Local newspapers such as the St. Louis Post-Dispatch did a good job of bringing home to readers the likely negative impact of the Republican health-care proposal. And USA Today's network illuminated pocketbook issues, as in its report on how a new Trump tax plan would affect households.
President Trump's missile strike on Syria after a horrible chemical weapons attack was roundly seen as a sign of American strength — especially on cable TV — but the fulsome pundit praise was cringeworthy.
Similar televised effusiveness — without in-depth follow-up about broader foreign-policy implications — came after the dropping of the “Mother of All Bombs” in Afghanistan.
By contrast, a Trump-ordered drone strike in Yemen that killed civilians got relatively little scrutiny.
Rave responses (“this was the moment Donald Trump became president”) also followed Trump’s first speech to Congress. The heralded feel-good moment was immediately swept away by Trump’s unfounded claim that President Obama had wiretapped him.
TV news analyst Andrew Tyndall says that this dominated coverage for weeks; on the domestic front, it ranked second only to Trump’s only legislative initiative: the failed health-care proposal.
And speaking of normalizing, Tyndall told me that very little broadcast time was devoted to explaining Trump’s through-the-looking-glass Cabinet appointments, men and women who aim to dismantle the very agencies they run.
Broadcast coverage of Trump often lacks substance, Tyndall said — maybe because he really hasn’t done much.

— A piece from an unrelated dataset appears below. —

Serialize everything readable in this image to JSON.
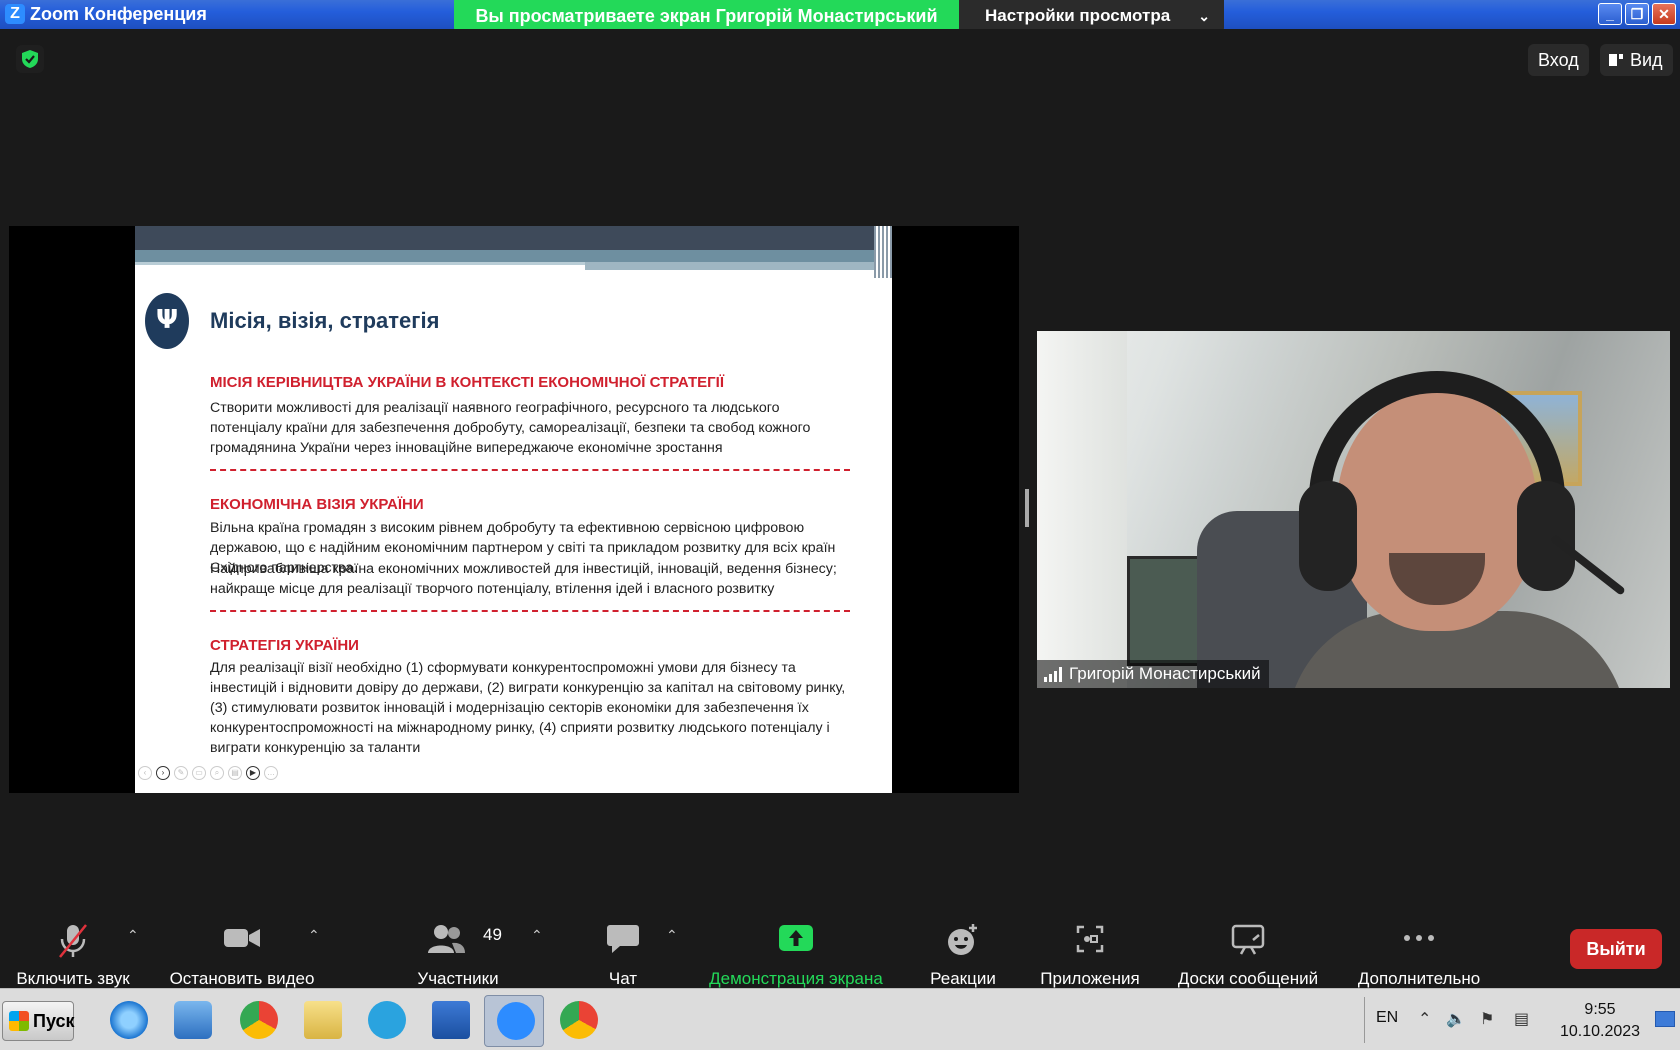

“What’s being covered is the shock to the system, which gives a misleading impression of action,” he said.
No doubt, the news media has been highly distractible, falling victim to shiny-object syndrome, especially by over-responding to Trump’s every tweet.
As Usher puts it: “In the quest for 24-7 news, what’s novel is more important than what matters. Context and nuance are lost.”
While strong on breaking news, the ever-paradoxical CNN still disappoints regularly by giving airtime to paid partisans such as Jeffrey Lord and continuing to use its ossified panel format.
MSNBC had a scoop, of sorts, with David Cay Johnston's look at a leaked Trump tax return, though Rachel Maddow presented it badly.
And Fox News? With a few exceptions — most notably, the tough-minded Chris Wallace — it has become even more of a partisan cheering section, very close to being Trump’s house organ.
Searching for a bright spot there, I’m glad that Sean Hannity doesn’t call himself a journalist.
Dan Gillmor of Arizona State University offers a dim view of press coverage overall, though he admits that there has been “some astoundingly good reporting since the election — much more than before Nov. 8.”
But, he adds, there has been a lot of normalizing, too. “It’s human nature to want some sense of normality, and journalists especially crave a sense of balance, but these aren’t normal times.”
For more by Margaret Sullivan visit wapo.st/sullivan